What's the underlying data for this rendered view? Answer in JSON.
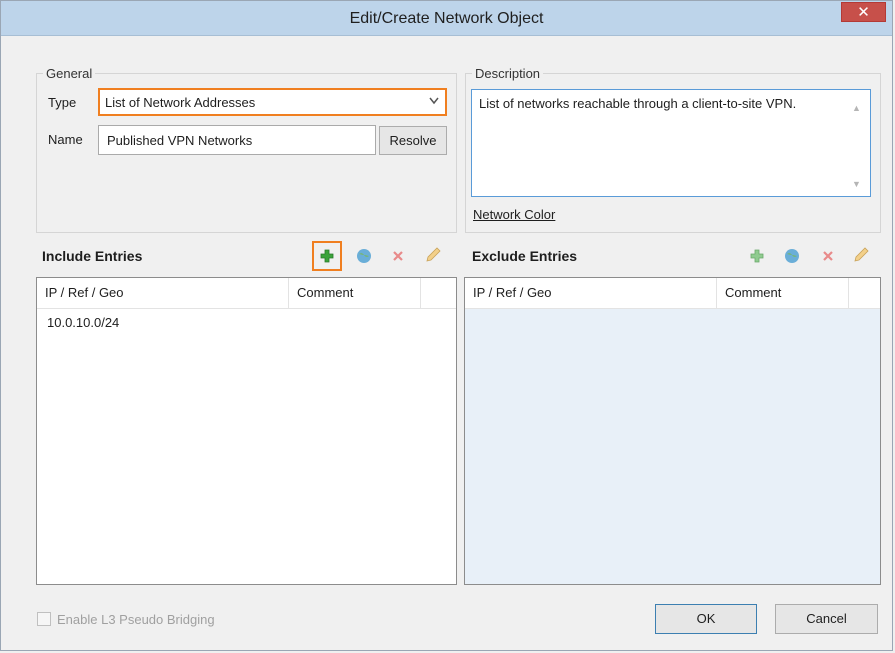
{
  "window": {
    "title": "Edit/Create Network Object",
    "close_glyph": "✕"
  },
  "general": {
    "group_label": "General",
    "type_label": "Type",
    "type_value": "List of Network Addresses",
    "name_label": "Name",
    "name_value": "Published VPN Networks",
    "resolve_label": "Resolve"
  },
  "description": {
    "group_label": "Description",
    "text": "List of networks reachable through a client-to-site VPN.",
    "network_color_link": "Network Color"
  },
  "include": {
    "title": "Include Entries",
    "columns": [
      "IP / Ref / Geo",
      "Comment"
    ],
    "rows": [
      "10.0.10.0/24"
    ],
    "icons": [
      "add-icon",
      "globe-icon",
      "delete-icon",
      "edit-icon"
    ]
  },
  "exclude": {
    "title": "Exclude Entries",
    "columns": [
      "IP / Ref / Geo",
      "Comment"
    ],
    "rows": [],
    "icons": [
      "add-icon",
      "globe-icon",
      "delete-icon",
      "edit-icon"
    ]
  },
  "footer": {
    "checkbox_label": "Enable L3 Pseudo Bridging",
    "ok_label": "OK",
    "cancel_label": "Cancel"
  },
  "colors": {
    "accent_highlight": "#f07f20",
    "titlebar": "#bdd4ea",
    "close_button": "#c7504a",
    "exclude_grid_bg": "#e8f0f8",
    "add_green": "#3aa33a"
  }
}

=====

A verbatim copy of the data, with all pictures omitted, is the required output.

What's the underlying data for this rendered view? Answer in JSON.
{
  "window": {
    "title": "Edit/Create Network Object",
    "close_glyph": "✕"
  },
  "general": {
    "group_label": "General",
    "type_label": "Type",
    "type_value": "List of Network Addresses",
    "name_label": "Name",
    "name_value": "Published VPN Networks",
    "resolve_label": "Resolve"
  },
  "description": {
    "group_label": "Description",
    "text": "List of networks reachable through a client-to-site VPN.",
    "network_color_link": "Network Color"
  },
  "include": {
    "title": "Include Entries",
    "columns": [
      "IP / Ref / Geo",
      "Comment"
    ],
    "rows": [
      "10.0.10.0/24"
    ],
    "icons": [
      "add-icon",
      "globe-icon",
      "delete-icon",
      "edit-icon"
    ]
  },
  "exclude": {
    "title": "Exclude Entries",
    "columns": [
      "IP / Ref / Geo",
      "Comment"
    ],
    "rows": [],
    "icons": [
      "add-icon",
      "globe-icon",
      "delete-icon",
      "edit-icon"
    ]
  },
  "footer": {
    "checkbox_label": "Enable L3 Pseudo Bridging",
    "ok_label": "OK",
    "cancel_label": "Cancel"
  },
  "colors": {
    "accent_highlight": "#f07f20",
    "titlebar": "#bdd4ea",
    "close_button": "#c7504a",
    "exclude_grid_bg": "#e8f0f8",
    "add_green": "#3aa33a"
  }
}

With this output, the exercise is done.